This is taken from a March 25, 2008 press release from the U.S. government’s Department of Health and Human Services.
This year the HI Trust Fund will spend more than its income, and from 2009 through 2017, about $342 billion will need to be transferred from the Federal treasury to cover beneficiaries’ hospital insurance costs.
Was this front-page news? Of course not. Did the media cover this up? In the sense of not reporting it, yes. In the sense of actively comprehending it and deliberately suppressing it, no.
The one-sentence admission indicated that the Federal deficit is going to climb. Medicare is politically untouchable. Old people have been promised coverage, and no politician is going to tell granny she must fork over her life’s savings to pay for her own health care expenses. Not yet, anyway. Not this year.
But what about the famous Medicare trust fund? Whenever we read about Medicare’s projected deficit, it always refers to Medicare’s trust fund. It never says this: "Medicare’s trust fund is 100% filled with unmarketable IOUs from the U.S. Treasury." Yet that is the situation. Medicare’s trust fund is just like Social Security’s.
You may think, "North, you are exaggerating. It can’t be this bad." Well, if I’m exaggerating, it’s because I believe the Board of Trustees of Social Security and Medicare. I think you should, too.
In a little-noticed official report, A SUMMARY OF THE 2009 ANNUAL REPORTS Social Security and Medicare Boards of Trustees, the public is presented with the truth. The truth is not expressed in stark language. The truth is too shocking. Bureaucrats cover up shocking truths with bureaucratese. But they are required by law to tell the truth, statistically speaking.
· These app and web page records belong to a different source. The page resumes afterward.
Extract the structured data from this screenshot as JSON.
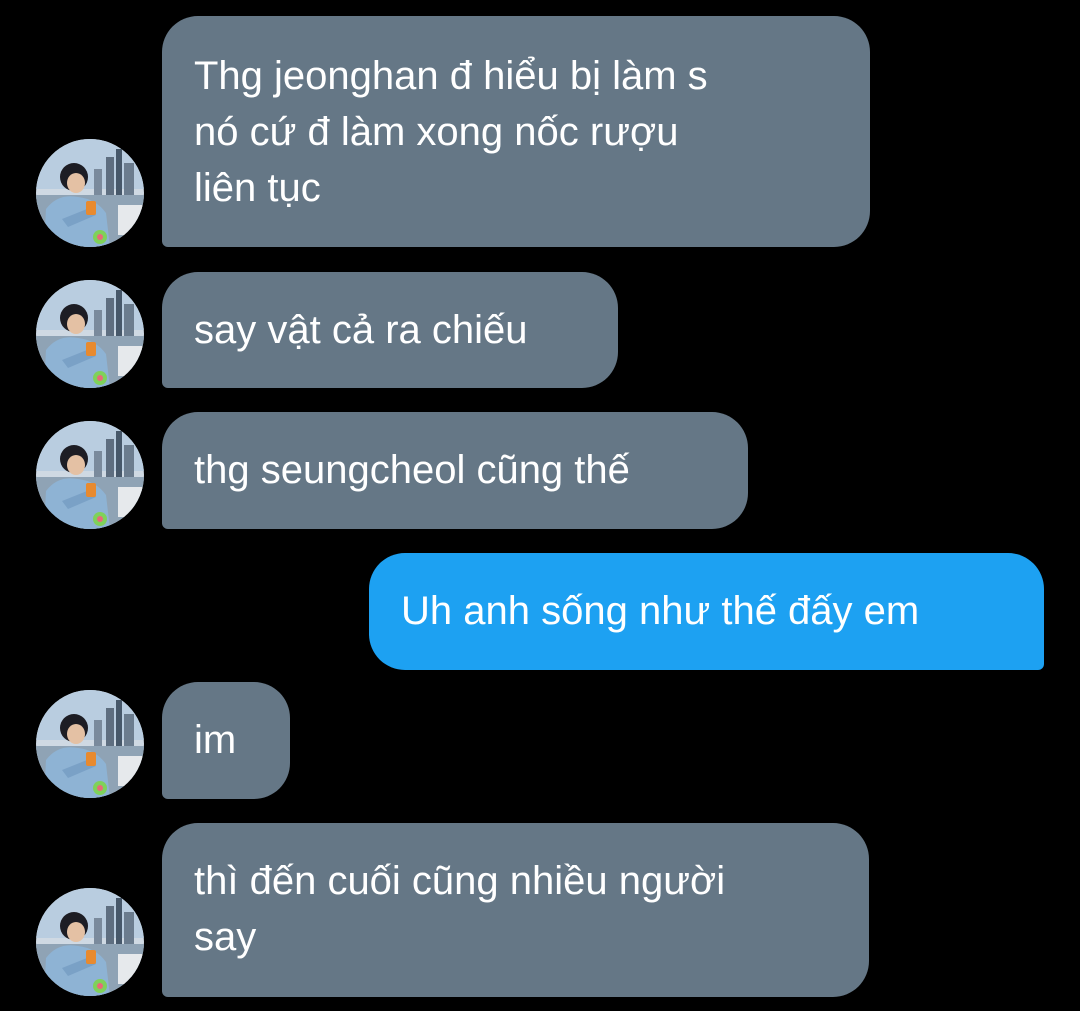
{
  "conversation": {
    "messages": [
      {
        "direction": "in",
        "text": "Thg jeonghan đ hiểu bị làm s\nnó cứ đ làm xong nốc rượu\nliên tục"
      },
      {
        "direction": "in",
        "text": "say vật cả ra chiếu"
      },
      {
        "direction": "in",
        "text": "thg seungcheol cũng thế"
      },
      {
        "direction": "out",
        "text": "Uh anh sống như thế đấy em"
      },
      {
        "direction": "in",
        "text": "im"
      },
      {
        "direction": "in",
        "text": "thì đến cuối cũng nhiều người\nsay"
      }
    ]
  },
  "colors": {
    "background": "#000000",
    "incoming_bubble": "#657786",
    "outgoing_bubble": "#1da1f2",
    "text": "#ffffff"
  },
  "icons": {
    "avatar": "avatar-photo-icon"
  }
}
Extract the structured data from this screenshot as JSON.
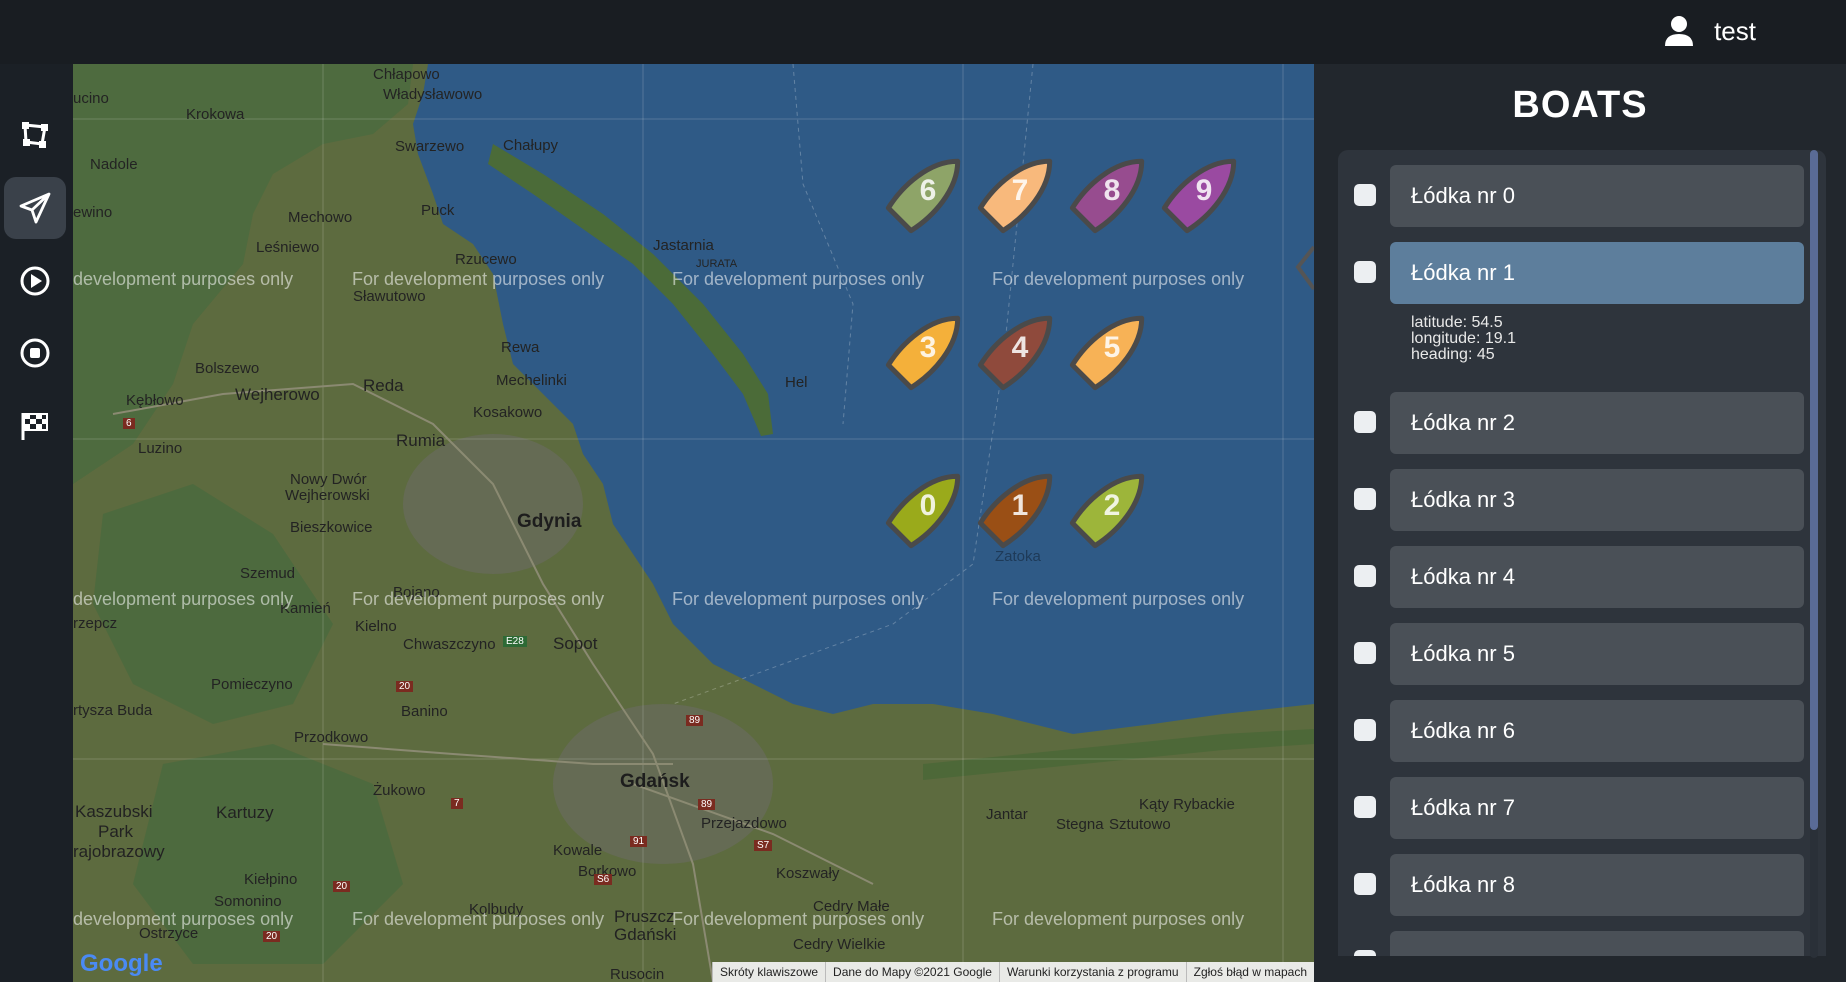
{
  "header": {
    "user_name": "test",
    "user_icon": "user-icon"
  },
  "sidebar": {
    "items": [
      {
        "name": "sidebar-polygon-button",
        "icon": "polygon-icon",
        "active": false
      },
      {
        "name": "sidebar-send-button",
        "icon": "paper-plane-icon",
        "active": true
      },
      {
        "name": "sidebar-play-button",
        "icon": "play-circle-icon",
        "active": false
      },
      {
        "name": "sidebar-stop-button",
        "icon": "stop-circle-icon",
        "active": false
      },
      {
        "name": "sidebar-finish-button",
        "icon": "checkered-flag-icon",
        "active": false
      }
    ]
  },
  "map": {
    "watermark": "For development purposes only",
    "watermark_cut": "development purposes only",
    "places": {
      "chlapowo": "Chłapowo",
      "wladyslawowo": "Władysławowo",
      "krokowa": "Krokowa",
      "nadole": "Nadole",
      "swarzewo": "Swarzewo",
      "chalupy": "Chałupy",
      "mechowo": "Mechowo",
      "puck": "Puck",
      "jastarnia": "Jastarnia",
      "jurata": "JURATA",
      "lesniewo": "Leśniewo",
      "rzucewo": "Rzucewo",
      "slawutowo": "Sławutowo",
      "rewa": "Rewa",
      "hel": "Hel",
      "bolszewo": "Bolszewo",
      "wejherowo": "Wejherowo",
      "reda": "Reda",
      "mechelinki": "Mechelinki",
      "kebłowo": "Kębłowo",
      "kosakowo": "Kosakowo",
      "luzino": "Luzino",
      "rumia": "Rumia",
      "nowy_dwor": "Nowy Dwór",
      "wejherowski": "Wejherowski",
      "gdynia": "Gdynia",
      "bieszkowice": "Bieszkowice",
      "szemud": "Szemud",
      "kamien": "Kamień",
      "kielno": "Kielno",
      "chwaszczyno": "Chwaszczyno",
      "sopot": "Sopot",
      "pomieczyno": "Pomieczyno",
      "banino": "Banino",
      "przodkowo": "Przodkowo",
      "zukowo": "Żukowo",
      "gdansk": "Gdańsk",
      "przejazdowo": "Przejazdowo",
      "kaszubski_park": "Kaszubski",
      "park": "Park",
      "krajobrazowy": "rajobrazowy",
      "kartuzy": "Kartuzy",
      "kowale": "Kowale",
      "borkowo": "Borkowo",
      "koszwaly": "Koszwały",
      "jantar": "Jantar",
      "katy": "Kąty Rybackie",
      "stegna": "Stegna",
      "sztutowo": "Sztutowo",
      "kielpino": "Kiełpino",
      "somonino": "Somonino",
      "ostrzyce": "Ostrzyce",
      "kolbudy": "Kolbudy",
      "pruszcz": "Pruszcz",
      "gdanski": "Gdański",
      "cedry_male": "Cedry Małe",
      "cedry_wielkie": "Cedry Wielkie",
      "ruscin": "Rusocin",
      "zatoka": "Zatoka",
      "ucino": "ucino",
      "ewino": "ewino",
      "rzepcz": "rzepcz",
      "tyrsza_buda": "rtysza Buda",
      "bojano": "Bojano",
      "e28": "E28",
      "r6": "6",
      "r20a": "20",
      "r20b": "20",
      "r20c": "20",
      "r7": "7",
      "r89a": "89",
      "r89b": "89",
      "r91": "91",
      "s7": "S7",
      "s6": "S6"
    },
    "boats": [
      {
        "label": "0",
        "color": "#9aaa1b"
      },
      {
        "label": "1",
        "color": "#9a4f15"
      },
      {
        "label": "2",
        "color": "#9db53a"
      },
      {
        "label": "3",
        "color": "#f4b03a"
      },
      {
        "label": "4",
        "color": "#8f4a3c"
      },
      {
        "label": "5",
        "color": "#f7b256"
      },
      {
        "label": "6",
        "color": "#8ea468"
      },
      {
        "label": "7",
        "color": "#f8b97c"
      },
      {
        "label": "8",
        "color": "#974c8f"
      },
      {
        "label": "9",
        "color": "#9a4aa1"
      }
    ],
    "attribution": [
      "Skróty klawiszowe",
      "Dane do Mapy ©2021 Google",
      "Warunki korzystania z programu",
      "Zgłoś błąd w mapach"
    ],
    "google_logo": "Google"
  },
  "panel": {
    "title": "BOATS",
    "boats": [
      {
        "label": "Łódka nr 0",
        "selected": false
      },
      {
        "label": "Łódka nr 1",
        "selected": true,
        "details": [
          "latitude: 54.5",
          "longitude: 19.1",
          "heading: 45"
        ]
      },
      {
        "label": "Łódka nr 2",
        "selected": false
      },
      {
        "label": "Łódka nr 3",
        "selected": false
      },
      {
        "label": "Łódka nr 4",
        "selected": false
      },
      {
        "label": "Łódka nr 5",
        "selected": false
      },
      {
        "label": "Łódka nr 6",
        "selected": false
      },
      {
        "label": "Łódka nr 7",
        "selected": false
      },
      {
        "label": "Łódka nr 8",
        "selected": false
      }
    ]
  }
}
Let me take you through the highlights.
As was true in 2008, Medicare’s Hospital Insurance (HI) Trust Fund is expected to pay out more in hospital benefits and other expenditures this year than it receives in taxes and other dedicated revenues. The difference will be made up by redeeming trust fund assets.
Truth: Expenditures will exceed revenues in 2009. They did in 2008, too. The phrase, "reducing trust fund assets" means "raiding the cookie jar."
Then comes the initial cover-up: no mention of the nature of the assets in the trust fund. What is said about reducing trust fund assets is true. What is not said is far more significant.
Growing annual deficits are projected to exhaust HI reserves in 2017, after which the percentage of scheduled benefits payable from tax income would decline from 81 percent in 2017 to about 50 percent in 2035 and 30 percent in 2080.
That seems to indicate that we have time before the cookie jar is empty: until 2017. We don’t. Here’s why.
In addition, the Medicare Supplementary Medical Insurance (SMI) Trust Fund that pays for physician services and the prescription drug benefit will continue to require general revenue financing and charges on beneficiaries that grow substantially faster than the economy and beneficiary incomes over time.